Ahead of the 40th anniversary of Princess Diana's wedding to Prince Charles, the designer of her fairy-tale wedding dress is opening up to TODAY about how he kept the elaborate gown a secret.
"The press would go through our (waste) bins looking for any scrap of fabric," David Emanuel said. "So we were naughty — we put some pale pink in, pale lemon. Of course, the next day, the press (says), 'The Emanuels are doing a pale pink wedding dress.' It's kind of fun, but they took it terribly seriously."
Emanuel, who designed the iconic dress with his then-wife, Elizabeth Emanuel, also said that they kept the dress locked in a safe when they weren't in their studio. But the safe was so large — after all, it had to fit a record-setting 25-foot-long train — that when it arrived, it couldn't fit through the front door.
"They had to hire a crane," Emanuel said. "They had to take out the window, sail it into the building. So every night when we worked on the gown, we had this huge safe, and then we locked it up, because we kept on thinking that if anybody should break in — even though we had security guards — they couldn't break into the safe.
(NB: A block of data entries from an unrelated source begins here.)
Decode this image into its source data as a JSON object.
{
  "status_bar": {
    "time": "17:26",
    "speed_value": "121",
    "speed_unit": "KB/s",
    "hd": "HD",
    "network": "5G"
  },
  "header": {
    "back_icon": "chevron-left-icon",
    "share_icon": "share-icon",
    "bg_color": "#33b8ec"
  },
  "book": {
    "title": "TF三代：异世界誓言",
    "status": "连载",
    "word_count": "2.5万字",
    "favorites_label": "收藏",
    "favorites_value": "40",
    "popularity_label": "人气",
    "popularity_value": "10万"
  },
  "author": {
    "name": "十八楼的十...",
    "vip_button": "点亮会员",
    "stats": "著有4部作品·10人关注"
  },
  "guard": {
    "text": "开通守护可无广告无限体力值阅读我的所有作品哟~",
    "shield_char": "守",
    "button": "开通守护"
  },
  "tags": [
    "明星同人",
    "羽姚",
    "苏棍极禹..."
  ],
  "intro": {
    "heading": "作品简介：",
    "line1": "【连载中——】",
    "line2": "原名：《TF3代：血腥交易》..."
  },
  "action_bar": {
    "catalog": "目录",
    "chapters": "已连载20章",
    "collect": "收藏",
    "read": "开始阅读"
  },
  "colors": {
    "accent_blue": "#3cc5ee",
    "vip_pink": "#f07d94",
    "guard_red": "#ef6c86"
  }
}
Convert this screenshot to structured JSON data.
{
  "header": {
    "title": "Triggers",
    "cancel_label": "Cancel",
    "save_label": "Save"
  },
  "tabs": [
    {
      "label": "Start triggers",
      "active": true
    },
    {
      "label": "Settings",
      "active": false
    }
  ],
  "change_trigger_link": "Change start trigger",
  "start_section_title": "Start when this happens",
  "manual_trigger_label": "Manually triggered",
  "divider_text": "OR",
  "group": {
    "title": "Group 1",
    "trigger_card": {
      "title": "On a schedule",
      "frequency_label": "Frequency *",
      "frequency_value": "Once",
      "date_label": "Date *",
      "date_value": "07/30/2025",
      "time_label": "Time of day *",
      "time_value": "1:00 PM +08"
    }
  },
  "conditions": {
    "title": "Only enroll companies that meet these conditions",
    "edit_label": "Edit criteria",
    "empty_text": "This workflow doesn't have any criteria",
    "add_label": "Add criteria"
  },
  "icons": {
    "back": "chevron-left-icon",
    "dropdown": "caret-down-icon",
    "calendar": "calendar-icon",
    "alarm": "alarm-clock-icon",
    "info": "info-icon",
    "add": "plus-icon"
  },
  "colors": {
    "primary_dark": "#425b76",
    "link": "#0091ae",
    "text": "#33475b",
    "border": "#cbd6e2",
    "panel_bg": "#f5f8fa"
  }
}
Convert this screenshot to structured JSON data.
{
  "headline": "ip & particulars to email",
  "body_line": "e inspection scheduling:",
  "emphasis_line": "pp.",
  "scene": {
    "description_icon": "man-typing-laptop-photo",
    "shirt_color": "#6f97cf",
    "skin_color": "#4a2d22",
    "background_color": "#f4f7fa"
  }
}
It was quite a procedure."
This month marks the 40th anniversary of Princess Diana's 1981 wedding to the Prince of Wales. The dress, which had previously been turned over to their sons, Princes William and Harry, is currently on display at Kensington Palace, as part of an exhibit called "Royal Style in the Making" that's open to the public.
The Emanuels had already designed a few pieces for Princess Diana when they got the call about making her wedding dress, a moment Emanuel described as "huge excitement."
"Out of the blue she rang the studio and asked, would we do the honor of making her wedding gown?" he said. "Can you imagine!"
From the moment Buckingham Palace announced that the Emanuels were the designers, the paparazzi were everywhere, he recalled.
"They were on the rooftops, on my studio, looking with huge lenses," he said. "So I had to rush around quickly and get some roller blinds and put the roller blinds up and they stayed down until the wedding day. It was all kind of crazy but wonderful. Exciting."
And working with the future Princess of Wales was a "delight," he added.
"She was great and had a great sense of humor," Emanuel said, describing her as "very straightforward" and having "mischievous eyes."
"All the way through, from day one, right at the beginning, she was kind, she was sweet, and she always wrote a handwritten note to say thank you so much," he said.
Emanuel said the actual process of designing the dress was a "collaboration."
"If you have ever visited St. Paul's Cathedral, it is a vast and beautiful building, and if you did a quiet, little, low-key, unassuming gown, it wouldn't have worked," he said. "It had to be triumphant. It had to be spectacular. But at the end of the day, as a couture client, it had to suit the client."
The voluminous silk taffeta dress with puffed sleeves was famously adorned with thousands of mother- of-pearl sequins and antique lace that once belonged to Queen Mary, Prince Charles' great-grandmother, with an elaborate train that became the longest worn by any British royal bride.
"Elizabeth and I did our research," Emanuel said. "We found out the largest royal train was twenty foot. I remember giggling to Diana and saying, 'Oh gosh, we've got to beat that!' And she said, 'Oh, OK, shall we make it 23 foot? Shall we make it 25?' We arrived at 25 foot!"
And on the wedding day, he recalled stuffing the massive dress into a carriage the princess and her father were riding in, and then helping smooth the fabric once she emerged.
"I was the last person to talk to her before she walked down the aisle, which is kind of extraordinary," he said.
The late princess, who died in a car accident in 1997, would have turned 60 years old earlier this month. To commemorate the birthday, Prince Harry and Prince William came together at Kensington Palace to unveil a statue of their mother, which will be on permanent display there.
"She touched everybody," Emanuel said. "You know why? Because she was genuine. Because she truly loved. ... She definitely didn't want to go down as a fashion icon. She wanted to go down as somebody caring about the work she did, which she did brilliantly, I think."